[Provided records — start]
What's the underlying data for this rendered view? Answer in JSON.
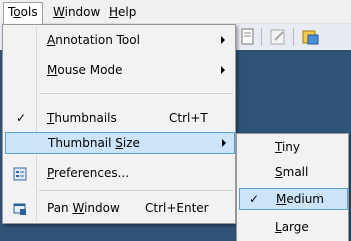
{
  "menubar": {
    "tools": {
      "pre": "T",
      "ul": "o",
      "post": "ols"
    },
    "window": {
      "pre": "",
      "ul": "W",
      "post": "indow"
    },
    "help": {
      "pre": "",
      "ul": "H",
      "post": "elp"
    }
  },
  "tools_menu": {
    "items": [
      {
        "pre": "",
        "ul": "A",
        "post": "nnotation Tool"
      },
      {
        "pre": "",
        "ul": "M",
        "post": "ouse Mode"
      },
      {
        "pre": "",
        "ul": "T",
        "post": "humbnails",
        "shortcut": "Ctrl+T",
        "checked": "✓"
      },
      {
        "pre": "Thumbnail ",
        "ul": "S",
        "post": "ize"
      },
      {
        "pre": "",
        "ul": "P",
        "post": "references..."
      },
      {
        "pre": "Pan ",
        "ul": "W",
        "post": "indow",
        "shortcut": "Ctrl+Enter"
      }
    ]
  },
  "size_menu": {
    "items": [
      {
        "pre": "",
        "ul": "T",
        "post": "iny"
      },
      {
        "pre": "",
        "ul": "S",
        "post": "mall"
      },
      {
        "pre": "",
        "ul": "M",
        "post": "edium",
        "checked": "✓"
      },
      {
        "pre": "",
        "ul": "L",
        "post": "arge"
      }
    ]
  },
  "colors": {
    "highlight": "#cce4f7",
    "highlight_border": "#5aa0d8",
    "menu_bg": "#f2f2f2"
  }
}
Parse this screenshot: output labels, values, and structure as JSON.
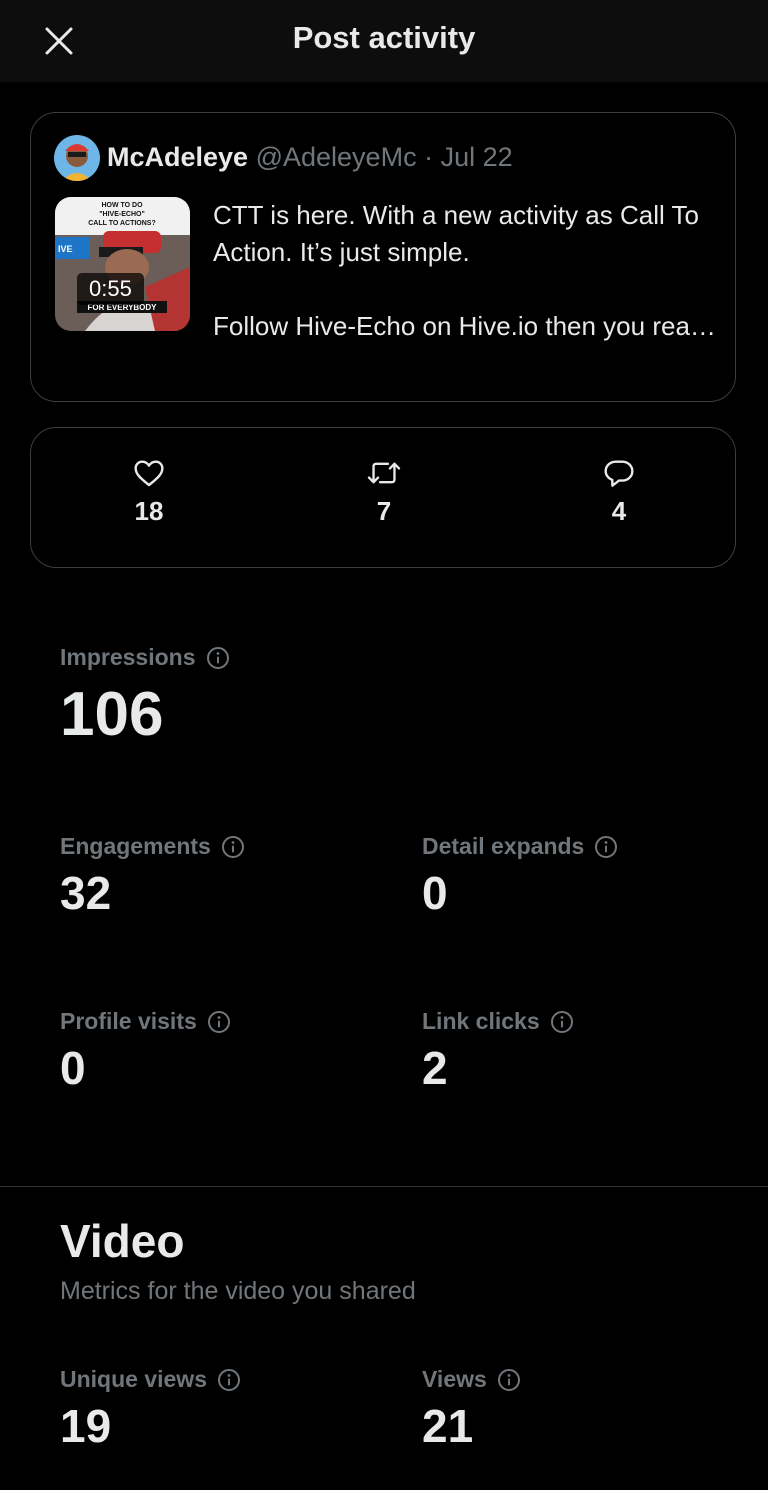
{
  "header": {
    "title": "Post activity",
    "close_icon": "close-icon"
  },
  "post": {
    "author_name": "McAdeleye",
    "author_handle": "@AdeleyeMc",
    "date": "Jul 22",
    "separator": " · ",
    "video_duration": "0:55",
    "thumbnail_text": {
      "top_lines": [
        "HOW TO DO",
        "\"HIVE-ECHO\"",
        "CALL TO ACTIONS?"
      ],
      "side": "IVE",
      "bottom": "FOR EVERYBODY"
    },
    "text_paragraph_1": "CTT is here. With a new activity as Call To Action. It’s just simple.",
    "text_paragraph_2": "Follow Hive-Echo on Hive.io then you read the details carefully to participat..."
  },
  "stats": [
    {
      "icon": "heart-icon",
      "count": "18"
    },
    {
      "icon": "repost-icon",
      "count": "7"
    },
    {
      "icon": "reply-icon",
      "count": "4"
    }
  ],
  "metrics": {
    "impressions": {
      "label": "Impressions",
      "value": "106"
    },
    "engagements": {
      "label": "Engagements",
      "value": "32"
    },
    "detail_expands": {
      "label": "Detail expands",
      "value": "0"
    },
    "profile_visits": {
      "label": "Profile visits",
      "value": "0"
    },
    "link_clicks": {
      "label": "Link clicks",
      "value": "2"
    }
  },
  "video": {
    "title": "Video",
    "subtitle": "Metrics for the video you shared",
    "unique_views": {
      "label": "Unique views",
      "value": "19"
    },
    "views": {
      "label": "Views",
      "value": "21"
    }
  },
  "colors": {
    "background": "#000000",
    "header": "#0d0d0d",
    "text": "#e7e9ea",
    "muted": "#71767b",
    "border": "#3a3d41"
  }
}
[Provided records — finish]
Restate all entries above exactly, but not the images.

◆ Answer to the exercise:
What's the underlying data for this rendered view? Answer in JSON.
{
  "menubar": {
    "tools": {
      "pre": "T",
      "ul": "o",
      "post": "ols"
    },
    "window": {
      "pre": "",
      "ul": "W",
      "post": "indow"
    },
    "help": {
      "pre": "",
      "ul": "H",
      "post": "elp"
    }
  },
  "tools_menu": {
    "items": [
      {
        "pre": "",
        "ul": "A",
        "post": "nnotation Tool"
      },
      {
        "pre": "",
        "ul": "M",
        "post": "ouse Mode"
      },
      {
        "pre": "",
        "ul": "T",
        "post": "humbnails",
        "shortcut": "Ctrl+T",
        "checked": "✓"
      },
      {
        "pre": "Thumbnail ",
        "ul": "S",
        "post": "ize"
      },
      {
        "pre": "",
        "ul": "P",
        "post": "references..."
      },
      {
        "pre": "Pan ",
        "ul": "W",
        "post": "indow",
        "shortcut": "Ctrl+Enter"
      }
    ]
  },
  "size_menu": {
    "items": [
      {
        "pre": "",
        "ul": "T",
        "post": "iny"
      },
      {
        "pre": "",
        "ul": "S",
        "post": "mall"
      },
      {
        "pre": "",
        "ul": "M",
        "post": "edium",
        "checked": "✓"
      },
      {
        "pre": "",
        "ul": "L",
        "post": "arge"
      }
    ]
  },
  "colors": {
    "highlight": "#cce4f7",
    "highlight_border": "#5aa0d8",
    "menu_bg": "#f2f2f2"
  }
}
Parse this screenshot: output labels, values, and structure as JSON.
{
  "header": {
    "title": "Post activity",
    "close_icon": "close-icon"
  },
  "post": {
    "author_name": "McAdeleye",
    "author_handle": "@AdeleyeMc",
    "date": "Jul 22",
    "separator": " · ",
    "video_duration": "0:55",
    "thumbnail_text": {
      "top_lines": [
        "HOW TO DO",
        "\"HIVE-ECHO\"",
        "CALL TO ACTIONS?"
      ],
      "side": "IVE",
      "bottom": "FOR EVERYBODY"
    },
    "text_paragraph_1": "CTT is here. With a new activity as Call To Action. It’s just simple.",
    "text_paragraph_2": "Follow Hive-Echo on Hive.io then you read the details carefully to participat..."
  },
  "stats": [
    {
      "icon": "heart-icon",
      "count": "18"
    },
    {
      "icon": "repost-icon",
      "count": "7"
    },
    {
      "icon": "reply-icon",
      "count": "4"
    }
  ],
  "metrics": {
    "impressions": {
      "label": "Impressions",
      "value": "106"
    },
    "engagements": {
      "label": "Engagements",
      "value": "32"
    },
    "detail_expands": {
      "label": "Detail expands",
      "value": "0"
    },
    "profile_visits": {
      "label": "Profile visits",
      "value": "0"
    },
    "link_clicks": {
      "label": "Link clicks",
      "value": "2"
    }
  },
  "video": {
    "title": "Video",
    "subtitle": "Metrics for the video you shared",
    "unique_views": {
      "label": "Unique views",
      "value": "19"
    },
    "views": {
      "label": "Views",
      "value": "21"
    }
  },
  "colors": {
    "background": "#000000",
    "header": "#0d0d0d",
    "text": "#e7e9ea",
    "muted": "#71767b",
    "border": "#3a3d41"
  }
}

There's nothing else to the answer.